Globalization is roughly the product of the years 1991-2008, when Boomers were in control of most political, business and financial power structures. Americans who have suffered from this delusory belief and will continue to suffer more from it in the years ahead, can thus blame Boomers as a class for their misfortunes. The “climate change” hysteria, which has allowed scamsters to take over large portions of the global economy and bids fair to worsen its effects, is also very largely a Boomer product. Its fraudulent projections were created by Boomer scientists and pushed by socialist Boomer propagandists seeking to take control of other people’s wealth. Only today are Millennials like Alexandria Ocasio-Cortez taking up the weapons of economic destruction from the aging Boomers.

Andrews makes an excellent case for Boomer responsibility for societal collapse.

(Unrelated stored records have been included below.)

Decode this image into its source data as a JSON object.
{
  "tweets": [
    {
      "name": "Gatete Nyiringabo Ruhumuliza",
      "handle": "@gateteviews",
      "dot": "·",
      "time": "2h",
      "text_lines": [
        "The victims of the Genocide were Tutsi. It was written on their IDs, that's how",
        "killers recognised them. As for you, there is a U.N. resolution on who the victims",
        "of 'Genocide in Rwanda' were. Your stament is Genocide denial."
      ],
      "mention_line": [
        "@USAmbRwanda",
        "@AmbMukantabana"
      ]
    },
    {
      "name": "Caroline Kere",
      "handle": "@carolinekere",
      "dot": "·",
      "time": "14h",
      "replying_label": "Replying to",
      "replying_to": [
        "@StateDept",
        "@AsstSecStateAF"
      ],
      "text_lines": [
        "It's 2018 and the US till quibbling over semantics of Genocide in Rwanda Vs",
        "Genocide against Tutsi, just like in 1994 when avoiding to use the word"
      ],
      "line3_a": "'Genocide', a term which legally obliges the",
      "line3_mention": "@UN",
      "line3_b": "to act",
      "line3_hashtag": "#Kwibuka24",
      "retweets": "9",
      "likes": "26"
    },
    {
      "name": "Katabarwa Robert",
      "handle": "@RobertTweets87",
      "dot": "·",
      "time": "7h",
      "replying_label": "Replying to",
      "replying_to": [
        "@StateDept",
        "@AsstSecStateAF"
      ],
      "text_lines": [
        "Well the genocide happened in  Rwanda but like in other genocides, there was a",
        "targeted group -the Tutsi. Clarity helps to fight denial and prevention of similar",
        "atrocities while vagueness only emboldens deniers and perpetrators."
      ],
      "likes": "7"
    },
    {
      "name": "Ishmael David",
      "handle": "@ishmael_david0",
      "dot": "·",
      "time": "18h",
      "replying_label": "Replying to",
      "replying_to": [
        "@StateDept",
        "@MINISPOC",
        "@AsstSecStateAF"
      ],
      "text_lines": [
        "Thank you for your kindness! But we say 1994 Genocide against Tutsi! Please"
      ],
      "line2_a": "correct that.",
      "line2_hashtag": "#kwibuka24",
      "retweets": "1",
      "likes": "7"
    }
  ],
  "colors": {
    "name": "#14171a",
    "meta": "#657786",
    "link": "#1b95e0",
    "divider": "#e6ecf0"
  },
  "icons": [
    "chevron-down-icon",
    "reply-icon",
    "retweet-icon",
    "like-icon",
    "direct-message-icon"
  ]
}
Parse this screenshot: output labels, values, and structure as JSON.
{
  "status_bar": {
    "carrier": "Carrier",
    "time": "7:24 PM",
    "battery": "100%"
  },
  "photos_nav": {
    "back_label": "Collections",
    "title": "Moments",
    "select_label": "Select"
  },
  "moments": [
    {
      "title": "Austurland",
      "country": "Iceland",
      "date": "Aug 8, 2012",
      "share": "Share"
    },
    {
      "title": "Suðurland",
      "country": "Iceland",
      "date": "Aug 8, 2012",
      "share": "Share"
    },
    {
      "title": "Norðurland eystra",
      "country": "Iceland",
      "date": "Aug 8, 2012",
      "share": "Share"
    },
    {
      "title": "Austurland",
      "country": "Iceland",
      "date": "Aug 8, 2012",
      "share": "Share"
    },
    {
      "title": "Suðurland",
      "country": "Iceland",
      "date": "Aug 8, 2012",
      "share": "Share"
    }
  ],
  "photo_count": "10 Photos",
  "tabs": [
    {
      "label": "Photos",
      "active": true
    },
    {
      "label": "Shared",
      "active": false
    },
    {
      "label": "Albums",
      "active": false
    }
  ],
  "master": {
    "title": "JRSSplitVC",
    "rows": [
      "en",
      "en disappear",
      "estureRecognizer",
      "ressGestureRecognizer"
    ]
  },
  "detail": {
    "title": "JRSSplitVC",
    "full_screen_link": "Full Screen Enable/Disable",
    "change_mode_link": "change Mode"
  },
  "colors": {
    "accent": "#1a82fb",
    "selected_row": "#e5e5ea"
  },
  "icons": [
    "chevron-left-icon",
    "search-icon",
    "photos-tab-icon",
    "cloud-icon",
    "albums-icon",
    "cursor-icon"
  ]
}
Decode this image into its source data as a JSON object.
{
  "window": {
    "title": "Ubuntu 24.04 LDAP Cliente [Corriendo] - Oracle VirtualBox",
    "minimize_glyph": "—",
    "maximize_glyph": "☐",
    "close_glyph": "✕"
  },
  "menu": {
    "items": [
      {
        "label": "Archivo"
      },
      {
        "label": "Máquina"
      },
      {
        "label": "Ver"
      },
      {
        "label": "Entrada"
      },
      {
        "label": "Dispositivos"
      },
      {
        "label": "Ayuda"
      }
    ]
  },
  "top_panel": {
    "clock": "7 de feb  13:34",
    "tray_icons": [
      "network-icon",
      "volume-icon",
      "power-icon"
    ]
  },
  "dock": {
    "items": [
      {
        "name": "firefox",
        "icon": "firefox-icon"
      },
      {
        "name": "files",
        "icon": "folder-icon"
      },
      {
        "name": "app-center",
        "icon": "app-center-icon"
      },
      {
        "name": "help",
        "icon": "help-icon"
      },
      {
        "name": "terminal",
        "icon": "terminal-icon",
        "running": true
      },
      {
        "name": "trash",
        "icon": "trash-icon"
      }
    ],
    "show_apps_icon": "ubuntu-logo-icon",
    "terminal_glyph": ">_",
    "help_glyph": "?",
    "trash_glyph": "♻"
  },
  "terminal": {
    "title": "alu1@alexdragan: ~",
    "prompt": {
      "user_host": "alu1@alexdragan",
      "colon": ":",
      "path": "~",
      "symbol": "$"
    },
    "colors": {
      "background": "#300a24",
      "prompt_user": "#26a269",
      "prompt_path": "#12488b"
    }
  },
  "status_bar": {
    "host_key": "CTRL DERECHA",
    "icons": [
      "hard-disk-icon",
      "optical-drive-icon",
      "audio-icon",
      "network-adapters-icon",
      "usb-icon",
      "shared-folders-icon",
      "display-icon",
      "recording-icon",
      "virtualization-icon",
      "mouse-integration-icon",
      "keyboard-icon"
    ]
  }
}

In the economic sphere, it is not quite as clear-cut – much damage had been done before the Boomers came on the scene. Nevertheless, Boomers have made their own substantial contribution towards making things worse, especially in their own very special areas of globalization and climate change. So yes, Millennials can blame us here also.

I proudly claim that I rejected the Boomer myth from the start, christening the 1960s the “Silly Sixties” at a family dinner party on December 31, 1969. A fat lot of good that skepticism has done me!

(The Bear’s Lair is a weekly column that is intended to appear each Monday, an appropriately gloomy day of the week. Its rationale is that the proportion of “sell” recommendations put out by Wall Street houses remains far below that of “buy” recommendations. Accordingly, investors have an excess of positive information and very little negative information. The column thus takes the ursine view of life and the market, in the hope that it may be usefully different from what investors see elsewhere.)